Three ways to empower your workforce
1. Letting go - giving up power to others, sharing information and letting people make mistakes
2. Giving credit to others - recognising their achievements and looking for ways to enrich their work
3. Self-control - judging the right mix of analysis and intuition, prioritising your time to the right mix of tasks and balancing short and long-term priorities
Professor Birkinshaw explains: “We know what good management looks like, but exercising this knowledge can be an unnatural act for humans. We often hear about the bad bosses but what are the good bosses doing? They’re inverting the lens, taking a step back, letting go and giving credit to their employees.”
In his analysis, Professor Birkinshaw looked at the leading Scandinavian insurance company “If”. “If” successfully implemented simple management changes with a positive impact on employee satisfaction and company performance. Team leader Lotta was excused from two hours of meetings a day to allow her to work closer with her team. The company also ran a workshop to seek employees’ feedback on sales tactics.
“Giving employees more influence by asking for their feedback and allowing Lotta to work more closely with her direct reports and encourage peer-to-peer coaching, meant that the company saw a positive impact on employee satisfaction and performance. They achieved this through letting go and giving credit to others”, says Professor Birkinshaw.
But, managers must remember that giving credit to others isn’t quite the same as letting go, he adds: “They’re obviously linked, but giving credit to others involves downplaying your ego, letting go involves downplaying your involvement. They’re flipsides of the same coin, but the underlying factors that shape them are different.”
The new book, he says, is not simply about re-inventing management, “it is about rethinking the role of management. It is about understanding your employees, your organisation, and yourself more acutely, and treating these components as they are, rather than as you would like them to be.”

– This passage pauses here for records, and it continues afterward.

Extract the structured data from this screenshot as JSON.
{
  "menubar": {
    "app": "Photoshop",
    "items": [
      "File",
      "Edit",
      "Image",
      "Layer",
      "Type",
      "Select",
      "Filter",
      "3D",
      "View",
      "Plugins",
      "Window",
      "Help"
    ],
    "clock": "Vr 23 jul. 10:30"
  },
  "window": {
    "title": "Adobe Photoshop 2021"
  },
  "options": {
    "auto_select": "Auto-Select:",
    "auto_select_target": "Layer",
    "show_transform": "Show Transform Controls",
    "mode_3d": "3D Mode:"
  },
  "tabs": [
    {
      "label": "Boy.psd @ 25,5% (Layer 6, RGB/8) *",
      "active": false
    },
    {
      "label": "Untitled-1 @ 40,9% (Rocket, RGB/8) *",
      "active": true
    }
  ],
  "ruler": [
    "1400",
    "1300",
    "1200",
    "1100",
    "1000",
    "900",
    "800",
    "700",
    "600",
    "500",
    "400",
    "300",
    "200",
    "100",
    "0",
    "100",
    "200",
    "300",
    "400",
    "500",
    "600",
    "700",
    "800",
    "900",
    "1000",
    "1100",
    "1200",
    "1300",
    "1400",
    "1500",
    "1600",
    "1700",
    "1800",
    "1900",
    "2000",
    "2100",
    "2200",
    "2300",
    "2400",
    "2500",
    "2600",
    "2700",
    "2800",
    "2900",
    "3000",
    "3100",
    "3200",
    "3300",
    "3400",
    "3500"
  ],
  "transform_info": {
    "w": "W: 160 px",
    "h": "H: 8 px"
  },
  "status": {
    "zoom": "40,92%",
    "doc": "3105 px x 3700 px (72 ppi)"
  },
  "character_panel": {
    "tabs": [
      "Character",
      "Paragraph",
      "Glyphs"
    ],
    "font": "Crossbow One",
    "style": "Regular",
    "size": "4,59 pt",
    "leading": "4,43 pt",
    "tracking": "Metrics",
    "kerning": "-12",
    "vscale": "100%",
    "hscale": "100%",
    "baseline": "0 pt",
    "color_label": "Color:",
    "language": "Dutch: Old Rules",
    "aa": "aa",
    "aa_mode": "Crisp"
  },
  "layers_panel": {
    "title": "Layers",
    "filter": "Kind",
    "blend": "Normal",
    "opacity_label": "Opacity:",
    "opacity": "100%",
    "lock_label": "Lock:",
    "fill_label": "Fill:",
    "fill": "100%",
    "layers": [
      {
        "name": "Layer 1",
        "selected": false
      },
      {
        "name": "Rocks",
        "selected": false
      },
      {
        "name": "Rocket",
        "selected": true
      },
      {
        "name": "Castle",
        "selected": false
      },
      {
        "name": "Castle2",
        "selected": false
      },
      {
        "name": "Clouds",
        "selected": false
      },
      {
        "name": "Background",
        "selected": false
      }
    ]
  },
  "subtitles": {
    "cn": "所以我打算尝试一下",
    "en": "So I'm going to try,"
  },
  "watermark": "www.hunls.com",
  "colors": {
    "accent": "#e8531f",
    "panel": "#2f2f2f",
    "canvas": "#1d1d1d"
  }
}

Becoming A Better Boss: Why Good Management is So Difficult, will available from 20 September.